*** Begin section ***

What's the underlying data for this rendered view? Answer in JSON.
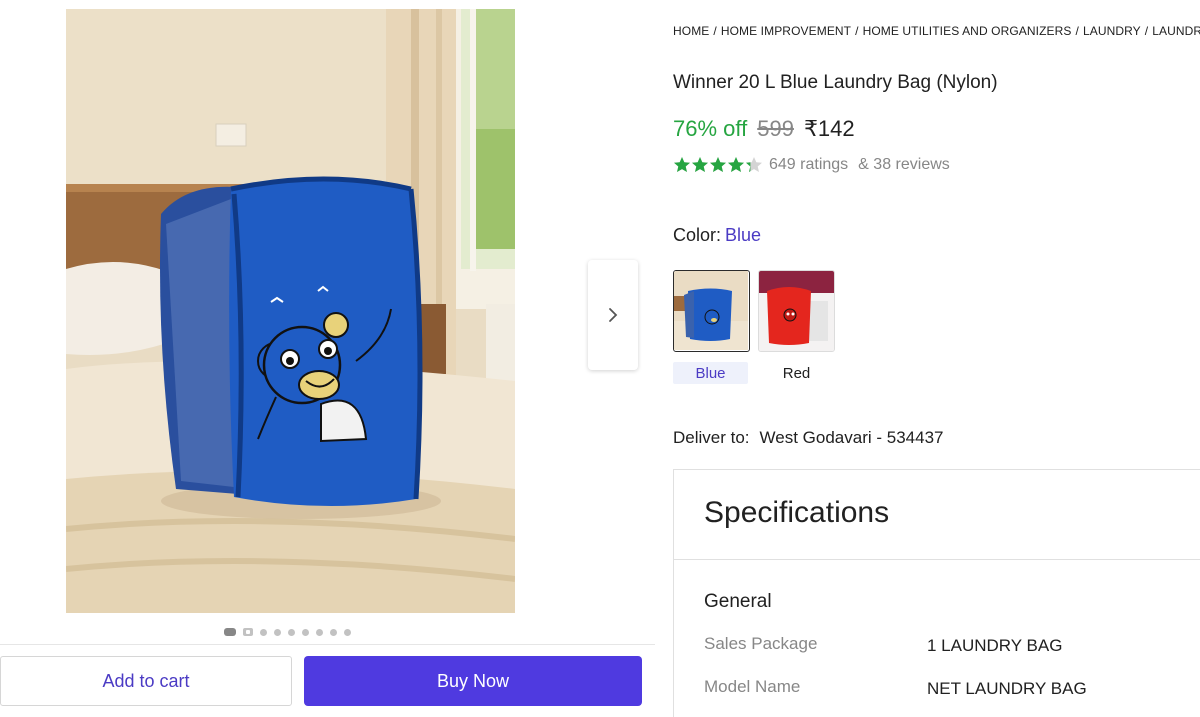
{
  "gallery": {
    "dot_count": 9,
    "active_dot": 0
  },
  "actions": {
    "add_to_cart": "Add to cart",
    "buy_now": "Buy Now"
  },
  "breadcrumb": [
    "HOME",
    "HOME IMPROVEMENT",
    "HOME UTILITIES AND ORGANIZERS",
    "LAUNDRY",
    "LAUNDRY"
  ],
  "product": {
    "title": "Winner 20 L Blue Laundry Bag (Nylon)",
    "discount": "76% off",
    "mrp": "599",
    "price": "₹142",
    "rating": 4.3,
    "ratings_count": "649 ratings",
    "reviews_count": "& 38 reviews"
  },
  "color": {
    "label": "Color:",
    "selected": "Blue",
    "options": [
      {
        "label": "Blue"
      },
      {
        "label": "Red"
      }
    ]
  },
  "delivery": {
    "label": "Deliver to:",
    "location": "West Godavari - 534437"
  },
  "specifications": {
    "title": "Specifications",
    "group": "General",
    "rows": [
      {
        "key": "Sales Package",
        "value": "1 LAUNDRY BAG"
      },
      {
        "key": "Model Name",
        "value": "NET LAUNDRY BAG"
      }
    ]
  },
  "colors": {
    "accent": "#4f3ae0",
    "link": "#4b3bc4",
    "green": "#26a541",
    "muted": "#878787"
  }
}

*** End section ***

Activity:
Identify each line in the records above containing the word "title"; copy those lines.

Written solution:
    "title": "Winner 20 L Blue Laundry Bag (Nylon)",
    "title": "Specifications",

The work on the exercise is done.